x Abu Dhabi, UAEFriday 21 July 2017

More than 15,000 vehicles seized by Dubai Police this year

Smart patrol cars are fitted with cameras that scan number plates, allowing police to identify any vehicle wanted for criminal or traffic offences.

DUBAI // More than 15,000 vehicles were confiscated by Dubai Police in the first six months of the year, and officials believe the number could increase dramatically once new "smart" patrol vehicles are deployed. Smart patrol cars are fitted with cameras that scan number plates, allowing police to identify any vehicle wanted for criminal or traffic offences - including those operating with expired registrations.

People caught driving with expired registrations will have their cars confiscated on the spot until they pay all their fines and renew the registration. Smart patrol technology was introduced about two months ago, and the traffic department has to date equipped 50 of its 120 cars with cameras. "The patrols are already surveying cars for criminal issues, but checking traffic records will soon be their main task," said Lt Col Saif Muhair al Mazrouei, the acting director of the department.

There will be fixed patrols on several roads including Al Mamzar, Al Khail, Al Etihad, Amman, Damascus and Jumeirah Beach Road. "These patrols will facilitate our work and make it more efficient by eliminating the need for random checks of the two million cars on Dubai roads daily," said Lt Col al Mazrouei. The new procedures are part of the department's aim to reach a zero death rate per 100,000 inhabitants on Dubai roads by 2020. More than 1,300 road accidents were reported in Dubai within the first six months of the year, including 90 fatalities. Last year, the death rate per 100,000 was 12.9. The department is seeking a level between 11.8 and 12.5 by the end of this year.

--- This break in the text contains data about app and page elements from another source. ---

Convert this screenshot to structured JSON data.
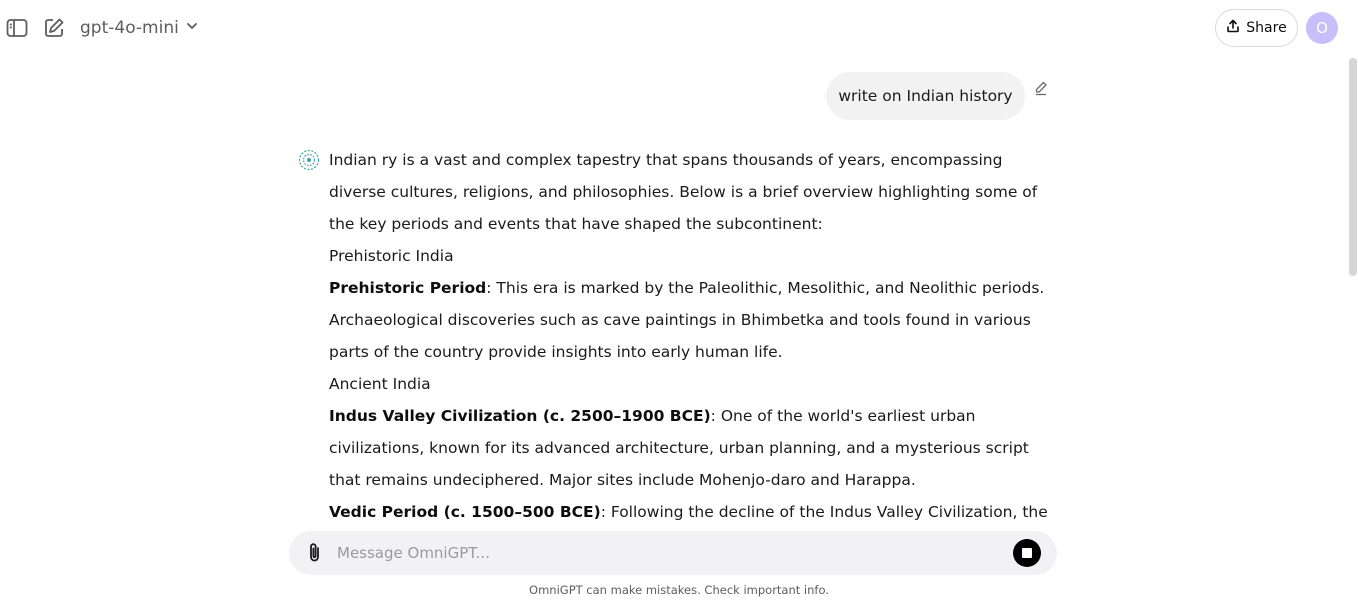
{
  "header": {
    "model_name": "gpt-4o-mini",
    "share_label": "Share",
    "avatar_initial": "O"
  },
  "conversation": {
    "user_message": "write on Indian history",
    "assistant_paragraphs": [
      {
        "bold": "",
        "text": "Indian ry is a vast and complex tapestry that spans thousands of years, encompassing diverse cultures, religions, and philosophies. Below is a brief overview highlighting some of the key periods and events that have shaped the subcontinent:"
      },
      {
        "bold": "",
        "text": "Prehistoric India"
      },
      {
        "bold": "Prehistoric Period",
        "text": ": This era is marked by the Paleolithic, Mesolithic, and Neolithic periods. Archaeological discoveries such as cave paintings in Bhimbetka and tools found in various parts of the country provide insights into early human life."
      },
      {
        "bold": "",
        "text": "Ancient India"
      },
      {
        "bold": "Indus Valley Civilization (c. 2500–1900 BCE)",
        "text": ": One of the world's earliest urban civilizations, known for its advanced architecture, urban planning, and a mysterious script that remains undeciphered. Major sites include Mohenjo-daro and Harappa."
      },
      {
        "bold": "Vedic Period (c. 1500–500 BCE)",
        "text": ": Following the decline of the Indus Valley Civilization, the Vedic"
      }
    ]
  },
  "composer": {
    "placeholder": "Message OmniGPT..."
  },
  "footer": {
    "disclaimer": "OmniGPT can make mistakes. Check important info."
  },
  "icons": {
    "sidebar_toggle": "sidebar-toggle-icon",
    "new_chat": "new-chat-icon",
    "chevron": "chevron-down-icon",
    "share": "share-upload-icon",
    "edit": "pencil-icon",
    "assistant": "openai-logo-icon",
    "attach": "paperclip-icon",
    "stop": "stop-icon"
  },
  "colors": {
    "avatar_bg": "#c8bffa",
    "bubble_bg": "#f2f2f2",
    "composer_bg": "#f2f2f4",
    "assistant_logo": "#3aa88f"
  }
}
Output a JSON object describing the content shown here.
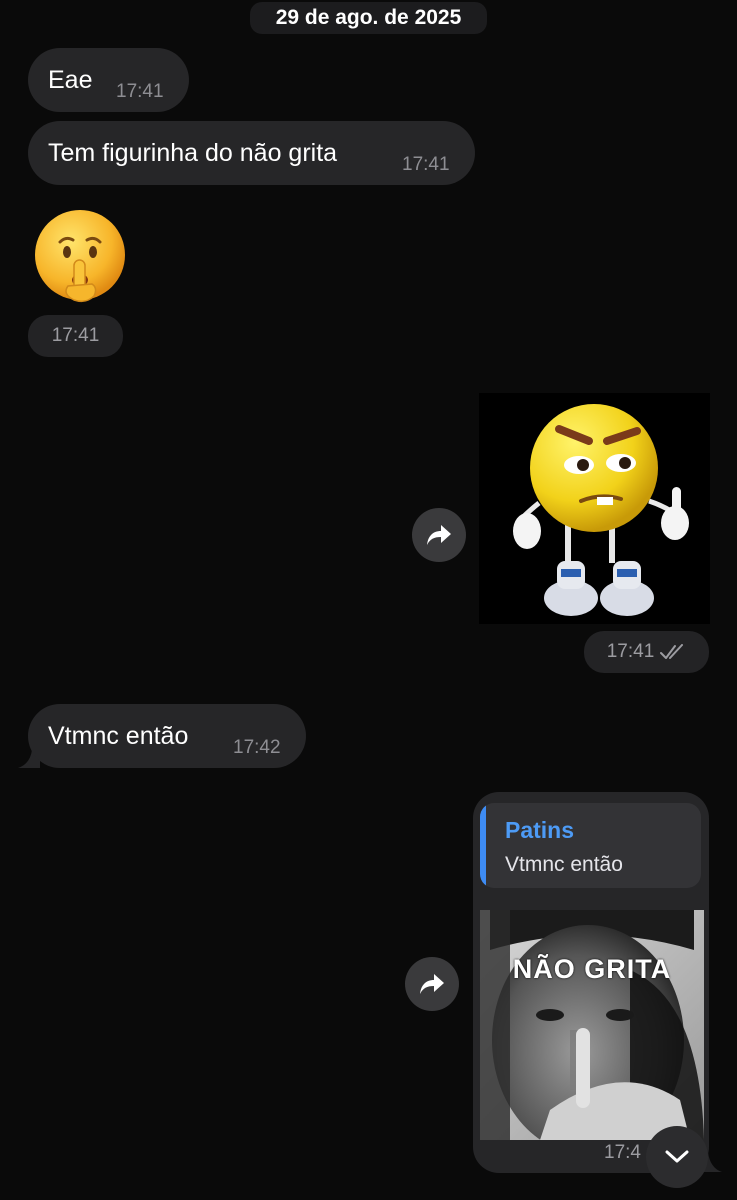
{
  "date_header": "29 de ago. de 2025",
  "messages": [
    {
      "text": "Eae",
      "time": "17:41"
    },
    {
      "text": "Tem figurinha do não grita",
      "time": "17:41"
    },
    {
      "emoji": "🤫",
      "time": "17:41"
    },
    {
      "sticker": "angry-emoji-sticker",
      "time": "17:41",
      "status": "read-double-check-icon"
    },
    {
      "text": "Vtmnc então",
      "time": "17:42"
    },
    {
      "reply": {
        "name": "Patins",
        "text": "Vtmnc então"
      },
      "image_caption": "NÃO GRITA",
      "time": "17:4"
    }
  ],
  "colors": {
    "background": "#0a0a0a",
    "bubble": "#262628",
    "accent": "#4d9bf6"
  }
}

The department believes that ensuring car registrations are up to date may help it reach its target. "Before one can renew registration, the car has to undergo a check and get approved. Expired registration may indicate the car is not suitable to drive and could cause accidents. Worn-out tyres is one reason for fatal accidents," Lt Col al Mazrouei said. Apart from the cost of safe car maintenance, Lt Col al Mazrouei believes that the practice of paying off fines before renewing registration may be one of the reasons motorists allow their registration to lapse. "The majority are discouraged [from renewing] by the big fines they have accumulated," he said. The department has given those with traffic fines of more than Dh5,000 the option of paying them off in instalments. Motorists can pay 30 per cent of the total amount outstanding, and the remainder in monthly instalments. "People tend to forget they have to pay these big amounts because they violated rules in the first place," said Lt Col al Mazrouei. wissa@thenational.ae Correction: This article was altered on August 4 to reflect the fact 15,000 vehicles have been seized by Dubai Police in the first six months of the year for various traffic and criminal offences - not just lapsed registrations